**What is expected**. Set down every entry again, exactly as it appears.

**Material to process**.
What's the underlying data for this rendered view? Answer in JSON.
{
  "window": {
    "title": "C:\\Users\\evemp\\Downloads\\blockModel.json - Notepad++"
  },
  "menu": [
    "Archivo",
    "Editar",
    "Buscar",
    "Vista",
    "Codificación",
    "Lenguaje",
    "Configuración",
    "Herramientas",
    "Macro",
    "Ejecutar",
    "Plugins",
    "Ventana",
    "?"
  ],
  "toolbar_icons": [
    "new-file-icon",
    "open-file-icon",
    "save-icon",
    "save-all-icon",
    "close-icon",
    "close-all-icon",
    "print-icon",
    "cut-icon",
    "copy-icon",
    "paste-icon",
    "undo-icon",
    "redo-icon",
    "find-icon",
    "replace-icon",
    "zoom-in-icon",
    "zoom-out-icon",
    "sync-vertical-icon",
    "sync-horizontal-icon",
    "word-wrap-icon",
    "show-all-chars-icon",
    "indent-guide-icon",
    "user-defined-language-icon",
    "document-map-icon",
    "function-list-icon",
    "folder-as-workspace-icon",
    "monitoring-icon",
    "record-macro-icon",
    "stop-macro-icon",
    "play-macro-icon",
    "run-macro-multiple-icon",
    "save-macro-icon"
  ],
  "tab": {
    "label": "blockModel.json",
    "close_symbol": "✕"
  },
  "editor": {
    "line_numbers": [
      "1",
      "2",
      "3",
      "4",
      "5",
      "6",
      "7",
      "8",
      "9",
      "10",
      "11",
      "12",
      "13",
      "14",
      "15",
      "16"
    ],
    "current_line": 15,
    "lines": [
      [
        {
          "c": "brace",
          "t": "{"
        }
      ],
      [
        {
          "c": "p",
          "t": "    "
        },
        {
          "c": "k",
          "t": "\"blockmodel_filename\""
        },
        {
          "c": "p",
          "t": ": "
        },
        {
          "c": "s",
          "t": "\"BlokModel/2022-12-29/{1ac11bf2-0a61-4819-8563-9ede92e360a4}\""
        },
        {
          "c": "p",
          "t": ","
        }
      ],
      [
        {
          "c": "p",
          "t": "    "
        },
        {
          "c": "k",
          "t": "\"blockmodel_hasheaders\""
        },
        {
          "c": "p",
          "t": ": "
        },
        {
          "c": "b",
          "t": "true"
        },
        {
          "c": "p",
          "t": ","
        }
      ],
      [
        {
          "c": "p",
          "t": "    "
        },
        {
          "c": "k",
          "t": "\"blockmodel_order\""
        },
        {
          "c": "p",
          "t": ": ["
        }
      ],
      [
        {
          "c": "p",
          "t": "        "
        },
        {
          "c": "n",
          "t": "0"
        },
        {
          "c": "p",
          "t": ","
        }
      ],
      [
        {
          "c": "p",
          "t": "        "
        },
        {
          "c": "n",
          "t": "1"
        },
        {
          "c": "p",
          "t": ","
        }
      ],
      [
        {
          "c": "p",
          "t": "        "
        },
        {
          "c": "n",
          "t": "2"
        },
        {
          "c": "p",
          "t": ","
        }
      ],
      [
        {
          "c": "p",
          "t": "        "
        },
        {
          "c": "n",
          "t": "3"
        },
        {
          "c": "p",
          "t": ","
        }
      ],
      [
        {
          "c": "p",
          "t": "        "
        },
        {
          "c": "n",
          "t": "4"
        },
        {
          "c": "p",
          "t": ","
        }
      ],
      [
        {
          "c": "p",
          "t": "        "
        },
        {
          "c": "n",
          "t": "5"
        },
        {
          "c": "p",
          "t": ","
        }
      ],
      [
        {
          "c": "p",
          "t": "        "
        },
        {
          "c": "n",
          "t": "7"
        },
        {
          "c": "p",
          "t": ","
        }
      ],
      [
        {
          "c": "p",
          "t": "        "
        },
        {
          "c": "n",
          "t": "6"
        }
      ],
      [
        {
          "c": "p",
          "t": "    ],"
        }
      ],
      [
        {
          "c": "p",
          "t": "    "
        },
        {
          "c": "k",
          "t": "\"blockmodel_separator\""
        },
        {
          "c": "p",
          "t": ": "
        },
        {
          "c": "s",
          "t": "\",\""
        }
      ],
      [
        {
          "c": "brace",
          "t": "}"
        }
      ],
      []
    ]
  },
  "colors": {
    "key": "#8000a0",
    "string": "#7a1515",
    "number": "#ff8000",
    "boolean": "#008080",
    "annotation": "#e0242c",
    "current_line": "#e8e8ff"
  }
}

**Exercise answer**.
What's the underlying data for this rendered view? Answer in JSON.
{
  "window": {
    "title": "C:\\Users\\evemp\\Downloads\\blockModel.json - Notepad++"
  },
  "menu": [
    "Archivo",
    "Editar",
    "Buscar",
    "Vista",
    "Codificación",
    "Lenguaje",
    "Configuración",
    "Herramientas",
    "Macro",
    "Ejecutar",
    "Plugins",
    "Ventana",
    "?"
  ],
  "toolbar_icons": [
    "new-file-icon",
    "open-file-icon",
    "save-icon",
    "save-all-icon",
    "close-icon",
    "close-all-icon",
    "print-icon",
    "cut-icon",
    "copy-icon",
    "paste-icon",
    "undo-icon",
    "redo-icon",
    "find-icon",
    "replace-icon",
    "zoom-in-icon",
    "zoom-out-icon",
    "sync-vertical-icon",
    "sync-horizontal-icon",
    "word-wrap-icon",
    "show-all-chars-icon",
    "indent-guide-icon",
    "user-defined-language-icon",
    "document-map-icon",
    "function-list-icon",
    "folder-as-workspace-icon",
    "monitoring-icon",
    "record-macro-icon",
    "stop-macro-icon",
    "play-macro-icon",
    "run-macro-multiple-icon",
    "save-macro-icon"
  ],
  "tab": {
    "label": "blockModel.json",
    "close_symbol": "✕"
  },
  "editor": {
    "line_numbers": [
      "1",
      "2",
      "3",
      "4",
      "5",
      "6",
      "7",
      "8",
      "9",
      "10",
      "11",
      "12",
      "13",
      "14",
      "15",
      "16"
    ],
    "current_line": 15,
    "lines": [
      [
        {
          "c": "brace",
          "t": "{"
        }
      ],
      [
        {
          "c": "p",
          "t": "    "
        },
        {
          "c": "k",
          "t": "\"blockmodel_filename\""
        },
        {
          "c": "p",
          "t": ": "
        },
        {
          "c": "s",
          "t": "\"BlokModel/2022-12-29/{1ac11bf2-0a61-4819-8563-9ede92e360a4}\""
        },
        {
          "c": "p",
          "t": ","
        }
      ],
      [
        {
          "c": "p",
          "t": "    "
        },
        {
          "c": "k",
          "t": "\"blockmodel_hasheaders\""
        },
        {
          "c": "p",
          "t": ": "
        },
        {
          "c": "b",
          "t": "true"
        },
        {
          "c": "p",
          "t": ","
        }
      ],
      [
        {
          "c": "p",
          "t": "    "
        },
        {
          "c": "k",
          "t": "\"blockmodel_order\""
        },
        {
          "c": "p",
          "t": ": ["
        }
      ],
      [
        {
          "c": "p",
          "t": "        "
        },
        {
          "c": "n",
          "t": "0"
        },
        {
          "c": "p",
          "t": ","
        }
      ],
      [
        {
          "c": "p",
          "t": "        "
        },
        {
          "c": "n",
          "t": "1"
        },
        {
          "c": "p",
          "t": ","
        }
      ],
      [
        {
          "c": "p",
          "t": "        "
        },
        {
          "c": "n",
          "t": "2"
        },
        {
          "c": "p",
          "t": ","
        }
      ],
      [
        {
          "c": "p",
          "t": "        "
        },
        {
          "c": "n",
          "t": "3"
        },
        {
          "c": "p",
          "t": ","
        }
      ],
      [
        {
          "c": "p",
          "t": "        "
        },
        {
          "c": "n",
          "t": "4"
        },
        {
          "c": "p",
          "t": ","
        }
      ],
      [
        {
          "c": "p",
          "t": "        "
        },
        {
          "c": "n",
          "t": "5"
        },
        {
          "c": "p",
          "t": ","
        }
      ],
      [
        {
          "c": "p",
          "t": "        "
        },
        {
          "c": "n",
          "t": "7"
        },
        {
          "c": "p",
          "t": ","
        }
      ],
      [
        {
          "c": "p",
          "t": "        "
        },
        {
          "c": "n",
          "t": "6"
        }
      ],
      [
        {
          "c": "p",
          "t": "    ],"
        }
      ],
      [
        {
          "c": "p",
          "t": "    "
        },
        {
          "c": "k",
          "t": "\"blockmodel_separator\""
        },
        {
          "c": "p",
          "t": ": "
        },
        {
          "c": "s",
          "t": "\",\""
        }
      ],
      [
        {
          "c": "brace",
          "t": "}"
        }
      ],
      []
    ]
  },
  "colors": {
    "key": "#8000a0",
    "string": "#7a1515",
    "number": "#ff8000",
    "boolean": "#008080",
    "annotation": "#e0242c",
    "current_line": "#e8e8ff"
  }
}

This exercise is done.